# What will the new quantum computer programming logic look like?

17

There is a lot of talk about quantum computers with high performance and processing power. Unlike quantum bits, the qubits of quantum computers work with superposition, they can assume three distinct values: 0 or 1 or 0 and 1 simultaneously.

I know this is an extensive question, but I would like just a basic explanation on the subject. Since I read something about it, however, because it was a complex subject, it was not clear.

What will be the new programming logic for these computers?

Will classic codes be reused?

asked by anonymous 20.10.2015 / 18:40

11

The difference will not occur (at least for a considerable amount of time) in the coding of deadly programming nodes.

As we live in a physical and non-quantum world, our applications are most often done to solve physical problems. We currently use bit-based computing, and each bit can only have a physical state (0 | 1), called the classical state. We have learned to transform these bits into representable elements with human meanings as numbers.

Quantum computing radically changes this concept, because as a qubit is in the quantum state and there are infinite quantum states, there is no way to represent these states in the classical model without doing a measurement . Anyone who has read or studied quantum mechanics knows that in doing so it changes the state to the value measured with a probability margin of other states. It is on this margin that quantum computing works and it is in them that the algorithms will be used.

With this in mind, we know that computers that work with classic states will continue to be efficient for comparison and summation operations.

Now for probabilistic operations, quantum computing will be the key. A practical example of this is weather forecasting. Current algorithms (called mathematical models) do probabilistic calculations using the neural network concept, dividing in steps and calculating the probability of each step, always choosing the most likely one. To know other model results, you need to change the initial values indicating which path you want to follow. In the quantum model this would occur simultaneously, ie all (assuming there are enough qubits) the probabilities would be calculated at the same time.

With this in mind I believe that we will not radically change the way we program, but rather how we will get the results, unless our mathematics changes (evolves) to the point where we need new concepts of code thinking.

For those who are reading this without knowing anything about it, there is already a commercial quantum computer called D-Wave and just like it was with computers at the beginning of the computer age, it is being used more for scientific than commercial purposes, but soon it may change.

20.10.2015 / 20:25
1

The logic of a quantum computer is completely different!

First, every function used in a quantum computer must be reversible, ie with the output it must be possible to regenerate the input. Most conventional computer algorithms have already broken this rule. For example the addition is not reversible! If you add 2 + 7 it will give 9, but it is impossible to do a function that takes 9 and returns 2 + 7 because some of the information was lost in the process.

So conventional addition, subtraction, multiplication, and division operations are not possible on a quantum computer. With this restriction it is also realized that any quantum function must have the same number of input bits and output bits. This is not a limitation, since reversible methods exist for all computable functions, but it requires a different way of thinking about solving a problem.

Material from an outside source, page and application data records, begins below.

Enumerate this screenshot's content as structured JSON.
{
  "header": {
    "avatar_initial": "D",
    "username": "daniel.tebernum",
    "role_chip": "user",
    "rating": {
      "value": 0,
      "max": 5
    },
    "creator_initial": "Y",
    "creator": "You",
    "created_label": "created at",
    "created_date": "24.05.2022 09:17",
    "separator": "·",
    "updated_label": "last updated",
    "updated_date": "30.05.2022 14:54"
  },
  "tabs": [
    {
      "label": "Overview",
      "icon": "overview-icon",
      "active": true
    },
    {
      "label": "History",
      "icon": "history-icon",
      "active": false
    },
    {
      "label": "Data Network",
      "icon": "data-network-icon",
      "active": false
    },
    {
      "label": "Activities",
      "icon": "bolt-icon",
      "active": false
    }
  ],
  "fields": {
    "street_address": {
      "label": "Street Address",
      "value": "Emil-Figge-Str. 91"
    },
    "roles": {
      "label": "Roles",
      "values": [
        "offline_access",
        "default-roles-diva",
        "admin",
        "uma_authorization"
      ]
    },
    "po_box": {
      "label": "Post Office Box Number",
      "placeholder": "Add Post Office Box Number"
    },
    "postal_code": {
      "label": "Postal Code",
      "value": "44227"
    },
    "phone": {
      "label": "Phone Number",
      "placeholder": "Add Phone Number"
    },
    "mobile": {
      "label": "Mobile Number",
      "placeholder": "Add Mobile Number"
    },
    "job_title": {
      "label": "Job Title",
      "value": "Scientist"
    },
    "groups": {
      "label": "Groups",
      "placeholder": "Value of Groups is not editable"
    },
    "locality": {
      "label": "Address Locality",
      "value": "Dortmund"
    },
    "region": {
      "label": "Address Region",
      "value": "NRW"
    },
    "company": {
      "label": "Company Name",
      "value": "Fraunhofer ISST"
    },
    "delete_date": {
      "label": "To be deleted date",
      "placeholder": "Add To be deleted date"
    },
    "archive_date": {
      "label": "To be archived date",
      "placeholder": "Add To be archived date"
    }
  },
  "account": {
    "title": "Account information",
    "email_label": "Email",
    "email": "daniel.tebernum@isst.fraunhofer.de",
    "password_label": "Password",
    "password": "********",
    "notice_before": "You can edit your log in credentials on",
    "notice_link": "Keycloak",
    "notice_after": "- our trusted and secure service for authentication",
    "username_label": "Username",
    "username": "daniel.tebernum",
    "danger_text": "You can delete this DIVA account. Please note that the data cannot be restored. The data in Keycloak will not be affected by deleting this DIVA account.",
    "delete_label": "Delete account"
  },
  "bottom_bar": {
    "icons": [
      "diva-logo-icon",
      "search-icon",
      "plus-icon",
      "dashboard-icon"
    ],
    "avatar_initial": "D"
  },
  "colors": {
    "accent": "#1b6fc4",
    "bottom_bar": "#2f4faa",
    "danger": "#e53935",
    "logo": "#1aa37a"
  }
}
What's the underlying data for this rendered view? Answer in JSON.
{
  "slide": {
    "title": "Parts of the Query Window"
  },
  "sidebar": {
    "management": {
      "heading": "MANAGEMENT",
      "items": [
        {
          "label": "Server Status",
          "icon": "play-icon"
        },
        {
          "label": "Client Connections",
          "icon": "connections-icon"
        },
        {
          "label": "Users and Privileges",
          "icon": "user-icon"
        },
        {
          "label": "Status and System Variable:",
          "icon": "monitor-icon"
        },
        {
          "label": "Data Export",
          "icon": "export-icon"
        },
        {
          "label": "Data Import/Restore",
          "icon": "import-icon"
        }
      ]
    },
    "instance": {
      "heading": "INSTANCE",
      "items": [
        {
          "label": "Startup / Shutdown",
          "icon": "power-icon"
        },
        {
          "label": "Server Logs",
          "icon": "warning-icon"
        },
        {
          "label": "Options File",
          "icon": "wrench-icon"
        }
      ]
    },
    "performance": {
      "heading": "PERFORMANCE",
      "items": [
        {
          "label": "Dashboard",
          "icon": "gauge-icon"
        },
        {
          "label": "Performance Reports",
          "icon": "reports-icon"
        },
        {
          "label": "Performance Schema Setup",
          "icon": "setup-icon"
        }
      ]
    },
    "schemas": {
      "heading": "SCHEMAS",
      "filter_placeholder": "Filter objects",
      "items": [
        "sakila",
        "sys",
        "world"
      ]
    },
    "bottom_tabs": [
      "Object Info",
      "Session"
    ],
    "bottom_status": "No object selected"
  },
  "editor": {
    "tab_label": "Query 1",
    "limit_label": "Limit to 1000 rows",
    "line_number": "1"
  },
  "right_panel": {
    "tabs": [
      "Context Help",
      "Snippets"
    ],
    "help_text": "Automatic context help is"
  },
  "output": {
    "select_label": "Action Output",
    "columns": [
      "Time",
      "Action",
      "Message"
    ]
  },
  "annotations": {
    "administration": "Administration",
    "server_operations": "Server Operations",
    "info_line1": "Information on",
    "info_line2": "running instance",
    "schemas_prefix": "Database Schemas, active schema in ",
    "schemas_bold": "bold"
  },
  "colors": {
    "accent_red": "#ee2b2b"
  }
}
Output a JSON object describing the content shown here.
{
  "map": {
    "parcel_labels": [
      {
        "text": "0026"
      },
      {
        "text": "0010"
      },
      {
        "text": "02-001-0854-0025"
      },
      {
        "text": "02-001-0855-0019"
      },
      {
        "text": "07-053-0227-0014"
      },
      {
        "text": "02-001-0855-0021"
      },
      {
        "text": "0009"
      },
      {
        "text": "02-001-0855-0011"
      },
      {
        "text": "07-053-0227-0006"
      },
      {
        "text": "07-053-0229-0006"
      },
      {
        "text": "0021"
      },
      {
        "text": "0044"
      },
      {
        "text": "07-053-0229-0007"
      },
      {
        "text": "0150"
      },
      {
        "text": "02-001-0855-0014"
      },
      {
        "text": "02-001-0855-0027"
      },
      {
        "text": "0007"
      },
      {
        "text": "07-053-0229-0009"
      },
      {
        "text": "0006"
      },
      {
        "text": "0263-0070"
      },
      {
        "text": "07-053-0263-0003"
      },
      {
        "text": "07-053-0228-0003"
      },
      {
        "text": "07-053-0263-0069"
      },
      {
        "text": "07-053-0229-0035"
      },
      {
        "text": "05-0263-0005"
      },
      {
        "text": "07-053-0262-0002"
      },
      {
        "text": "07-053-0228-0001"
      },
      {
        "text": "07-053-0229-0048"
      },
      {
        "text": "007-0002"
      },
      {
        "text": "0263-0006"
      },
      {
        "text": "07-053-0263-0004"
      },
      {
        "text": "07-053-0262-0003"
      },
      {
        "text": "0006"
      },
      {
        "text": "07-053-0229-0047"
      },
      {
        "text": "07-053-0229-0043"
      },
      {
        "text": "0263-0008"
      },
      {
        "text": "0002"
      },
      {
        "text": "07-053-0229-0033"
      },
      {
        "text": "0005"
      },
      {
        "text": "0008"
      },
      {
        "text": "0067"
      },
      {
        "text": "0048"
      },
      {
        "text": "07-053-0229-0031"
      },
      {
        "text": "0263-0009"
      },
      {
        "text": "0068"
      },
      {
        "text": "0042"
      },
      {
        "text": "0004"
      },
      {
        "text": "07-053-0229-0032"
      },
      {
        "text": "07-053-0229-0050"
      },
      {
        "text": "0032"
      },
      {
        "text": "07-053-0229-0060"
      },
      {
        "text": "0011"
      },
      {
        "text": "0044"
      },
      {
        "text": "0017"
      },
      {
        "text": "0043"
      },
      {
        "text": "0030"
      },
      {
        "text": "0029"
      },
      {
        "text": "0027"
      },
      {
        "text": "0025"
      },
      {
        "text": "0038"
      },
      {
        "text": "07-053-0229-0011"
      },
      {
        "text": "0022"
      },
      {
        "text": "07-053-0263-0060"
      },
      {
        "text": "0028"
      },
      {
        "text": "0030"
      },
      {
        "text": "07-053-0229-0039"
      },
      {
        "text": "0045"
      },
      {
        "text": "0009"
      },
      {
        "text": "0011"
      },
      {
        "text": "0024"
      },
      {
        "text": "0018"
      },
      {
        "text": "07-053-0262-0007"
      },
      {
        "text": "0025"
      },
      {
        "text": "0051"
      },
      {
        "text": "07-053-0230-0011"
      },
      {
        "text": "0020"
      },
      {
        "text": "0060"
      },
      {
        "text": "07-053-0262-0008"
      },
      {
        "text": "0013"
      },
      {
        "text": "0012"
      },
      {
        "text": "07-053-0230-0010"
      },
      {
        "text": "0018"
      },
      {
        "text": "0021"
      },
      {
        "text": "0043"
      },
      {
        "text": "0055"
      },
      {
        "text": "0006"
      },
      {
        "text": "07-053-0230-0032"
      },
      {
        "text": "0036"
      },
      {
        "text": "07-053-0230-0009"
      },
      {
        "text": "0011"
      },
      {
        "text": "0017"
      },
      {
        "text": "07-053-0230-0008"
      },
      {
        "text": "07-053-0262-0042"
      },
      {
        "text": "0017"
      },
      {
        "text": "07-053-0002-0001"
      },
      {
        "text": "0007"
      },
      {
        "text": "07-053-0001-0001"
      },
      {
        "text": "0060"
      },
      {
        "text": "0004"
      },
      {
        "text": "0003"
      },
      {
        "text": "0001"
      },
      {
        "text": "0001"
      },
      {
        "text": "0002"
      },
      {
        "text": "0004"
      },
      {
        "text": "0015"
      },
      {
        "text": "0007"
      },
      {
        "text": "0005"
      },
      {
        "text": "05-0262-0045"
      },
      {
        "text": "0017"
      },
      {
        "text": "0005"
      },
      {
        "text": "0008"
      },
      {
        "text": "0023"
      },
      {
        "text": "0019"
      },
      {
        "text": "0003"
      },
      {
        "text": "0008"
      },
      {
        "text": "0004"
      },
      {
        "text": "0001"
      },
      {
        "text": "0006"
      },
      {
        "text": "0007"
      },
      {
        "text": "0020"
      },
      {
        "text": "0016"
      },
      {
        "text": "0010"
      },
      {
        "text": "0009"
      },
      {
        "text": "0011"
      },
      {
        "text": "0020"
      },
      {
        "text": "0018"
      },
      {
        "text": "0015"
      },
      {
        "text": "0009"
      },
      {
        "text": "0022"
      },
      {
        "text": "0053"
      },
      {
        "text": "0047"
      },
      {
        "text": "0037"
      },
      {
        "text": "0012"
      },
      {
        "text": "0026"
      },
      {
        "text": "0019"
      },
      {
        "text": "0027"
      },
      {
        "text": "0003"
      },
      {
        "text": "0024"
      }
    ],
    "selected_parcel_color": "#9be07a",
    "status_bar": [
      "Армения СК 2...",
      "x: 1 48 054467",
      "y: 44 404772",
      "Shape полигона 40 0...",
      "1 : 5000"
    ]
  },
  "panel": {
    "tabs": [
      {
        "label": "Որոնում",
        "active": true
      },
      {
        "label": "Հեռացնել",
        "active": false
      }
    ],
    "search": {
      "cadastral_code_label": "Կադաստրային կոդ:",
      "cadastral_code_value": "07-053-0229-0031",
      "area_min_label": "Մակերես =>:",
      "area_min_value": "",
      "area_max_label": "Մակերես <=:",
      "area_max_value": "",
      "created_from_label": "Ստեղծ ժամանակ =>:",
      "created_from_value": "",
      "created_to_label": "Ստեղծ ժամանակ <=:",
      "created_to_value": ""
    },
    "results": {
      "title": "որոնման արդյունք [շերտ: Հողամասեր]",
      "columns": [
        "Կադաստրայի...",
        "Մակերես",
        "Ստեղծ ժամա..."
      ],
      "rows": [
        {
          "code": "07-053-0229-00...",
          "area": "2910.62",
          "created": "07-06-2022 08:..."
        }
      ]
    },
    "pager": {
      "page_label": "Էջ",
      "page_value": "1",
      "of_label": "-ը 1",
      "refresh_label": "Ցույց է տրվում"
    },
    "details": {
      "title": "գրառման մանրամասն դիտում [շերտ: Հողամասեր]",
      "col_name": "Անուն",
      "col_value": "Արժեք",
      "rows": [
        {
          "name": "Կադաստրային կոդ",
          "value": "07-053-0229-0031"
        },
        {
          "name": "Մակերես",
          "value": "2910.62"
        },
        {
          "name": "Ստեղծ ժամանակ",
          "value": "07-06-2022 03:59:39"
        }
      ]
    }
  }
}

Another very different property is that in the middle of a quantum program no bit can be modified, copied or deleted. Such an operation would "ruin" the bits! Moreover, in a quantum function there can be no loops, no ifs, or any kind of conventional flow control: one operation runs after another sequentially. And quantum operations change all bits at once in a way that would require many normal operations to do so by forming a new set of basic instructions that is much more efficient for some types of problems.

If the quantum computer starts to be viable, the most accepted idea is that programming will continue in the same way, but with quantum functions! A conventional computer will write the input bits into the memory of a quantum computer and give a signal for it to start the function. Once the result is calculated, just read the output values. I imagine there will be a library of quantum functions to use in the code and this should be transparent to the programmer.

The quantum computer is extremely fast to make a discrete Fourier transform by solving it with complexity O (n ^ 2). In a conventional computer this operation has complexity O (n * 2 ^ n), much greater. Hence, in 1994 a mathematician named Peter Shor made a quantum algorithm with complexity O (n ^ 3) to factorize a number using the Fourier quantum transform. After that, the interest in quantum computers has grown a lot, because factoring a number with this speed would break many of today's cryptographic systems.

I tried to speak the most important, it is very difficult to explain this trying to be as basic as possible! A more detailed discussion can easily come in deep existential philosophy and the strangeness of the universe, which would not help much to answer the question :)

03.05.2016 / 14:47